Daily supplements of vitamin C, vitamin E, coenzyme Q10 and selenium significantly improved the elasticity of arteries, and levels of HDL cholesterol in people with multiple cardiovascular risk factors, according to findings published in Nutrition & Metabolism.
“This beneficial vascular effect was associated with an improvement in glucose and lipid metabolism as well as significant decrease in blood pressure,” said lead researcher Reuven Zimlichman from Wolfson Medical Center, Israel.
The study involved 70 people with high blood pressure, diabetes, low HDL cholesterol levels, or who were smokers. The average age of the subjects was 62. The participants were randomly assigned to received either a placebo or a daily antioxidant supplement containing vitamin C (1000 mg per day), vitamin E (400 International Units per day), coenzyme Q10 (120 mg per day) and selenium (200 micrograms per day).
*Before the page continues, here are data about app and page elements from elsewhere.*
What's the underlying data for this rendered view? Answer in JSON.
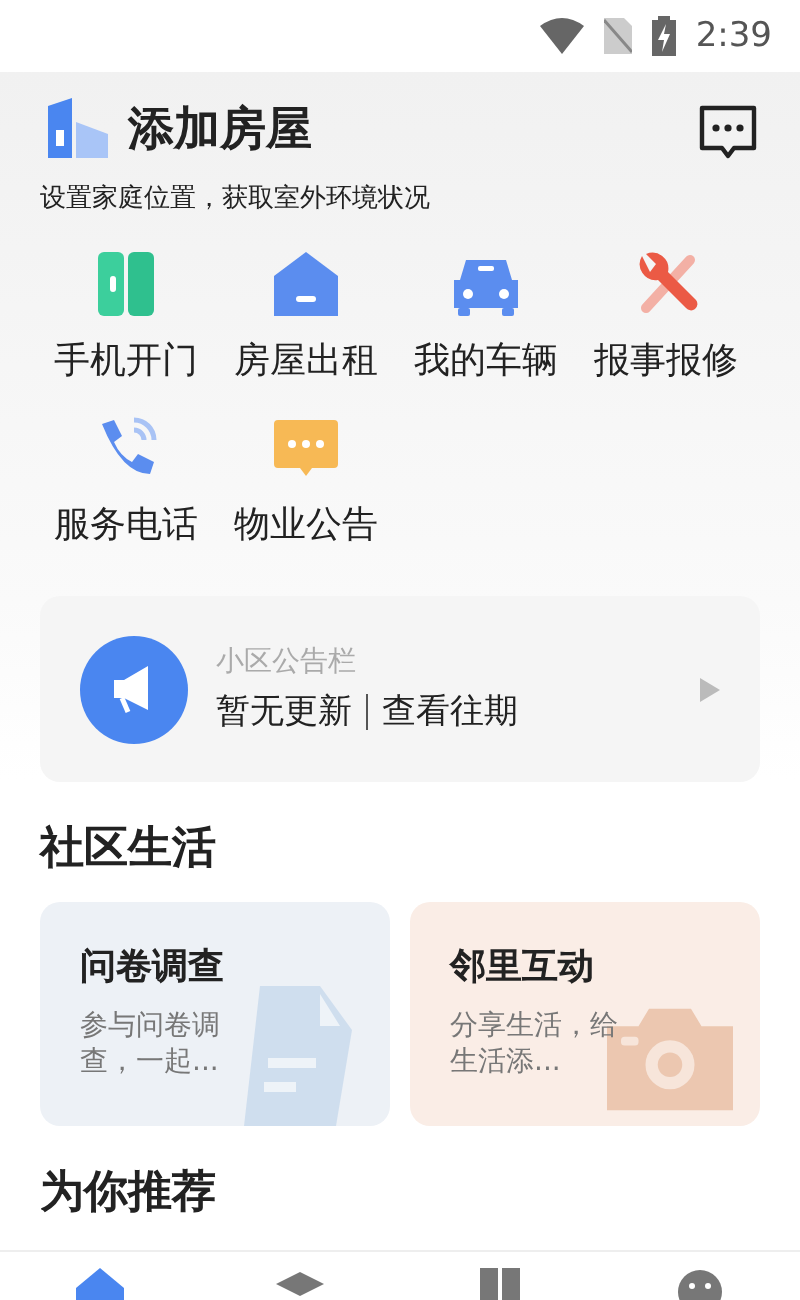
{
  "status_bar": {
    "time": "2:39"
  },
  "header": {
    "title": "添加房屋",
    "subtitle": "设置家庭位置，获取室外环境状况"
  },
  "services": [
    {
      "kind": "door",
      "label": "手机开门"
    },
    {
      "kind": "house",
      "label": "房屋出租"
    },
    {
      "kind": "car",
      "label": "我的车辆"
    },
    {
      "kind": "repair",
      "label": "报事报修"
    },
    {
      "kind": "phone",
      "label": "服务电话"
    },
    {
      "kind": "notice",
      "label": "物业公告"
    }
  ],
  "notice_board": {
    "title": "小区公告栏",
    "status": "暂无更新",
    "link": "查看往期"
  },
  "community": {
    "title": "社区生活",
    "cards": [
      {
        "kind": "survey",
        "title": "问卷调查",
        "description": "参与问卷调查，一起..."
      },
      {
        "kind": "social",
        "title": "邻里互动",
        "description": "分享生活，给生活添..."
      }
    ]
  },
  "recommend": {
    "title": "为你推荐"
  },
  "nav_tabs": [
    {
      "kind": "home",
      "selected": true
    },
    {
      "kind": "community",
      "selected": false
    },
    {
      "kind": "apps",
      "selected": false
    },
    {
      "kind": "profile",
      "selected": false
    }
  ]
}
Six months later, and the researchers noted that people in the antioxidant group exhibited significant increases in arterial elasticity index, a measure of the flexibility – and therefore the health – of blood vessels. Specifically, the large arterial elasticity index increased from 11 to 12.7 ml/mm Hg x100, while no changes were observed in the placebo group.
Furthermore, both systolic and diastolic blood pressure decreased significantly, with the former dropping from 145.2 to 136.1 mmHg, while the later dropped from 78.4 to 75.0 mmHg, said the researchers.
Significant improvements were also observed in HDL cholesterol levels for the antioxidant group, said the researchers, but not in the placebo group.
Commenting on the potential mechanism, the Israeli researchers note that previous studies have indicated that vitamins C and E may protect DNA from damage, enhance antioxidant defenses and restore the health of the cells lining blood vessels (endothelium). In addition co-Q10 “plays an essential role as an electron carrier in mitochondrial oxidative phosphorylation, improves endothelial dysfunction in diabetic patients”. They also note that selenium, via its role in various antioxidative enzymes, “provides significant protection of the coronary artery endothelium against damage by oxidative stress”.
Prof Zimlichman and his co-workers noted that their study had several limitations, including the relatively small number of participants. In addition, they did not measure blood levels of antioxidants, so they have no indication of how well the participants complied with the supplementation.
“Furthermore, since the present study has focused on patients with multiple cardiovascular risk factors, the application of our findings to other patient populations remains uncertain,” they added.
Source: Nutrition & Metabolism
Available free to access here: http://www.nutritionandmetabolism.com/
“Effect of long-term treatment with antioxidants (vitamin C, vitamin E, coenzyme Q10 and selenium) on arterial compliance, humoral factors and inflammatory markers in patients with multiple cardiovascular risk factors”
Authors: M. Shargorodsky, O. Debbi, Z. Matas, R. Zimlichman